Given information:
============

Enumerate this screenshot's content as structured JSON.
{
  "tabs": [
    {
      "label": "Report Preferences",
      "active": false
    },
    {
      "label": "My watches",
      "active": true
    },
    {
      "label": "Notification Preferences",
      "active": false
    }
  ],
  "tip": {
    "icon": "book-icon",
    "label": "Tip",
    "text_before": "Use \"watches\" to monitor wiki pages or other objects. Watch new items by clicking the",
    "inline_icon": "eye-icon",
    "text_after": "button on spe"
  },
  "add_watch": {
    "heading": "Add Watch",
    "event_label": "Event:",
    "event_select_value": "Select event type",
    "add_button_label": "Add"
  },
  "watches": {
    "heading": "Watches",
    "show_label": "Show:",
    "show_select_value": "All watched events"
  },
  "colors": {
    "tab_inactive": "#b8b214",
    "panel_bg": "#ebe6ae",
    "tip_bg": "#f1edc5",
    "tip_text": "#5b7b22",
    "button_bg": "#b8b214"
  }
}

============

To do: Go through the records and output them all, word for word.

Answer for the task:
Enumerate this screenshot's content as structured JSON.
{
  "tabs": [
    {
      "label": "Report Preferences",
      "active": false
    },
    {
      "label": "My watches",
      "active": true
    },
    {
      "label": "Notification Preferences",
      "active": false
    }
  ],
  "tip": {
    "icon": "book-icon",
    "label": "Tip",
    "text_before": "Use \"watches\" to monitor wiki pages or other objects. Watch new items by clicking the",
    "inline_icon": "eye-icon",
    "text_after": "button on spe"
  },
  "add_watch": {
    "heading": "Add Watch",
    "event_label": "Event:",
    "event_select_value": "Select event type",
    "add_button_label": "Add"
  },
  "watches": {
    "heading": "Watches",
    "show_label": "Show:",
    "show_select_value": "All watched events"
  },
  "colors": {
    "tab_inactive": "#b8b214",
    "panel_bg": "#ebe6ae",
    "tip_bg": "#f1edc5",
    "tip_text": "#5b7b22",
    "button_bg": "#b8b214"
  }
}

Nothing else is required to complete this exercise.